Task requirements:
Reply with the data below, repeated exactly in full.

Records provided:
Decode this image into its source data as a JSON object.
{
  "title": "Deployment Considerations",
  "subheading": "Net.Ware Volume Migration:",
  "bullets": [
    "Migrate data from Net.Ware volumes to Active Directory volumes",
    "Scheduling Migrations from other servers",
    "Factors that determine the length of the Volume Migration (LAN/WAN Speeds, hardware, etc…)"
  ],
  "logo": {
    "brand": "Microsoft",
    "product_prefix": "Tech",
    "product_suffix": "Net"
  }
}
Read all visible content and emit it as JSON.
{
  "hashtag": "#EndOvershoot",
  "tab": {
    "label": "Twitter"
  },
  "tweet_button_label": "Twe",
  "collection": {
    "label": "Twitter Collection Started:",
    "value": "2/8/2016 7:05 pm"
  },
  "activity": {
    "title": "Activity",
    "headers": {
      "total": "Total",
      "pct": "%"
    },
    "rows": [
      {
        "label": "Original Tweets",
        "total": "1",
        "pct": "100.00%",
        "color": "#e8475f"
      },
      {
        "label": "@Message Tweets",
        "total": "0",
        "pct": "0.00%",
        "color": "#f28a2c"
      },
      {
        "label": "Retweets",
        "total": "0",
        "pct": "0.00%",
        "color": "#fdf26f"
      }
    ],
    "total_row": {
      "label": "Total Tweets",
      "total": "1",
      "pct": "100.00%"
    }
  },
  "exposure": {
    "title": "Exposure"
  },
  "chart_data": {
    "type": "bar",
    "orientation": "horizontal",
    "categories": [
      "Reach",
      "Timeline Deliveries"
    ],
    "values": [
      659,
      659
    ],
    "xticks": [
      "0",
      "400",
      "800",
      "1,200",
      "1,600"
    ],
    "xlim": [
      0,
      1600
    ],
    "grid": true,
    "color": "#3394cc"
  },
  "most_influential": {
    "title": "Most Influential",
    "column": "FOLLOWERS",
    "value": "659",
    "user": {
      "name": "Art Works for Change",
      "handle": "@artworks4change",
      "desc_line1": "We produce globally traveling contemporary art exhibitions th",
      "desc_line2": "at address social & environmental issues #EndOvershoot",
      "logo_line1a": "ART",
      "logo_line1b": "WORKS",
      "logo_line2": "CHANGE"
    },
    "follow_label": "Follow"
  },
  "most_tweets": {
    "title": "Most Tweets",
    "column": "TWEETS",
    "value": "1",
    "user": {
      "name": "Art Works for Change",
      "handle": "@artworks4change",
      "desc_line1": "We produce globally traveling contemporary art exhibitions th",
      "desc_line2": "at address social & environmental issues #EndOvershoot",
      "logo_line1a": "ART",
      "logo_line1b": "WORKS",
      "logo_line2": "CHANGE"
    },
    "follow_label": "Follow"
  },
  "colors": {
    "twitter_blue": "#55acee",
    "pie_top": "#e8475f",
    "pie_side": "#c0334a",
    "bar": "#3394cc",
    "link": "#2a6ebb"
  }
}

Task output:
Decode this image into its source data as a JSON object.
{
  "title": "Deployment Considerations",
  "subheading": "Net.Ware Volume Migration:",
  "bullets": [
    "Migrate data from Net.Ware volumes to Active Directory volumes",
    "Scheduling Migrations from other servers",
    "Factors that determine the length of the Volume Migration (LAN/WAN Speeds, hardware, etc…)"
  ],
  "logo": {
    "brand": "Microsoft",
    "product_prefix": "Tech",
    "product_suffix": "Net"
  }
}
Read all visible content and emit it as JSON.
{
  "hashtag": "#EndOvershoot",
  "tab": {
    "label": "Twitter"
  },
  "tweet_button_label": "Twe",
  "collection": {
    "label": "Twitter Collection Started:",
    "value": "2/8/2016 7:05 pm"
  },
  "activity": {
    "title": "Activity",
    "headers": {
      "total": "Total",
      "pct": "%"
    },
    "rows": [
      {
        "label": "Original Tweets",
        "total": "1",
        "pct": "100.00%",
        "color": "#e8475f"
      },
      {
        "label": "@Message Tweets",
        "total": "0",
        "pct": "0.00%",
        "color": "#f28a2c"
      },
      {
        "label": "Retweets",
        "total": "0",
        "pct": "0.00%",
        "color": "#fdf26f"
      }
    ],
    "total_row": {
      "label": "Total Tweets",
      "total": "1",
      "pct": "100.00%"
    }
  },
  "exposure": {
    "title": "Exposure"
  },
  "chart_data": {
    "type": "bar",
    "orientation": "horizontal",
    "categories": [
      "Reach",
      "Timeline Deliveries"
    ],
    "values": [
      659,
      659
    ],
    "xticks": [
      "0",
      "400",
      "800",
      "1,200",
      "1,600"
    ],
    "xlim": [
      0,
      1600
    ],
    "grid": true,
    "color": "#3394cc"
  },
  "most_influential": {
    "title": "Most Influential",
    "column": "FOLLOWERS",
    "value": "659",
    "user": {
      "name": "Art Works for Change",
      "handle": "@artworks4change",
      "desc_line1": "We produce globally traveling contemporary art exhibitions th",
      "desc_line2": "at address social & environmental issues #EndOvershoot",
      "logo_line1a": "ART",
      "logo_line1b": "WORKS",
      "logo_line2": "CHANGE"
    },
    "follow_label": "Follow"
  },
  "most_tweets": {
    "title": "Most Tweets",
    "column": "TWEETS",
    "value": "1",
    "user": {
      "name": "Art Works for Change",
      "handle": "@artworks4change",
      "desc_line1": "We produce globally traveling contemporary art exhibitions th",
      "desc_line2": "at address social & environmental issues #EndOvershoot",
      "logo_line1a": "ART",
      "logo_line1b": "WORKS",
      "logo_line2": "CHANGE"
    },
    "follow_label": "Follow"
  },
  "colors": {
    "twitter_blue": "#55acee",
    "pie_top": "#e8475f",
    "pie_side": "#c0334a",
    "bar": "#3394cc",
    "link": "#2a6ebb"
  }
}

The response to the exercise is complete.